>>

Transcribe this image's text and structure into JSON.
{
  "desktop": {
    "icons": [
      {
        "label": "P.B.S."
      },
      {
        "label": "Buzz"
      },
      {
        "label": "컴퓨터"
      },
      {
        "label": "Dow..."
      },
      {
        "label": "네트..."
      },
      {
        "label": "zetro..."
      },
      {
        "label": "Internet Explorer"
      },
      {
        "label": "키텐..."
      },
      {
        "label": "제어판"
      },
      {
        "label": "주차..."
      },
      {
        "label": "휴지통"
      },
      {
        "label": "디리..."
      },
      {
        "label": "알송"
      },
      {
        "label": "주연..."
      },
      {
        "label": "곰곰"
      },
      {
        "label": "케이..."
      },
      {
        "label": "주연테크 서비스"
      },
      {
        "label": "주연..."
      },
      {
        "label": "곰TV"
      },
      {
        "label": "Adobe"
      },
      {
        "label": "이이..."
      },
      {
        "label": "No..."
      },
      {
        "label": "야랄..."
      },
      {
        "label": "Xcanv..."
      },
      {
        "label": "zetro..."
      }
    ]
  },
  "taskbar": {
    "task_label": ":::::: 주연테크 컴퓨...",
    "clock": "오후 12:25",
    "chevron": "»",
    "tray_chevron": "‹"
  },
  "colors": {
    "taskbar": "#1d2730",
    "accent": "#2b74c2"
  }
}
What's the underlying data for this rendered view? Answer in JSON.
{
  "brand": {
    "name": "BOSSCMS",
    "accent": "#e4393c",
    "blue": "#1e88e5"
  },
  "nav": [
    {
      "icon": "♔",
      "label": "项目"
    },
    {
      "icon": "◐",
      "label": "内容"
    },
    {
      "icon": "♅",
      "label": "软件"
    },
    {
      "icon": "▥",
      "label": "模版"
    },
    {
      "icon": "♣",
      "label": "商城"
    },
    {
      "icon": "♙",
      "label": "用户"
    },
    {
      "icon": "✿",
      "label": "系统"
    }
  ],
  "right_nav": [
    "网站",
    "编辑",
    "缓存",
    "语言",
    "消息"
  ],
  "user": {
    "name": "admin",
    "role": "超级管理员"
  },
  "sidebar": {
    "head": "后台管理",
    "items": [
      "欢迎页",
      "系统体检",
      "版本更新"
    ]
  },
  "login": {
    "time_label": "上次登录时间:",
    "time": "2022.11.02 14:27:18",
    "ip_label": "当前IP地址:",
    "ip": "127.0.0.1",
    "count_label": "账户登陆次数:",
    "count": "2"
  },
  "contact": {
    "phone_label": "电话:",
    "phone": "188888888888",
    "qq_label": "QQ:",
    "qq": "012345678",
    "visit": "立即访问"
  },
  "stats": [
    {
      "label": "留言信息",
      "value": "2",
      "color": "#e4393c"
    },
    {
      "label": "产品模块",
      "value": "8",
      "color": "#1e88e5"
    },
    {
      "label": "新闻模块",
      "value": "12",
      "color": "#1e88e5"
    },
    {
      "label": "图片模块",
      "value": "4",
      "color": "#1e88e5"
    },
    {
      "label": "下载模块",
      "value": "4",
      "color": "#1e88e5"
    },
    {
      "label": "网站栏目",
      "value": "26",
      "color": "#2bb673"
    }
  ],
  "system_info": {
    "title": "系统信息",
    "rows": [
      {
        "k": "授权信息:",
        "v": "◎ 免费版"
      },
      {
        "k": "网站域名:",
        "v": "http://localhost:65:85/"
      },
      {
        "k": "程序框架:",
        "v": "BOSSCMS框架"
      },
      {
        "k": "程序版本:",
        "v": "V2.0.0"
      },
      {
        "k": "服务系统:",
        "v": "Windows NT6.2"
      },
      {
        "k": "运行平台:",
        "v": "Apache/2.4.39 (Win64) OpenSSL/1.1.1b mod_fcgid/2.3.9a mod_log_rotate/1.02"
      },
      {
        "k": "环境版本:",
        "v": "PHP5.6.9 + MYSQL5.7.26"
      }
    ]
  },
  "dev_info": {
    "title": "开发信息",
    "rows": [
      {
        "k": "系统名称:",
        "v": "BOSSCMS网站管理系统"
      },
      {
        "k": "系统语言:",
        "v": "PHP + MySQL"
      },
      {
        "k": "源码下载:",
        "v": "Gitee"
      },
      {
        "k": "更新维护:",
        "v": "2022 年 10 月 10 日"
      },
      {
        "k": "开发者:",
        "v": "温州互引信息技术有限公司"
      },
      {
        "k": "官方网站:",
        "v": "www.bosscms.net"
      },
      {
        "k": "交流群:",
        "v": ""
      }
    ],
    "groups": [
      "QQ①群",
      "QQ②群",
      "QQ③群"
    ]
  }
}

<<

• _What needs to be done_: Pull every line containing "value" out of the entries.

• _Exercise answer_:
      "value": "2",
      "value": "8",
      "value": "12",
      "value": "4",
      "value": "4",
      "value": "26",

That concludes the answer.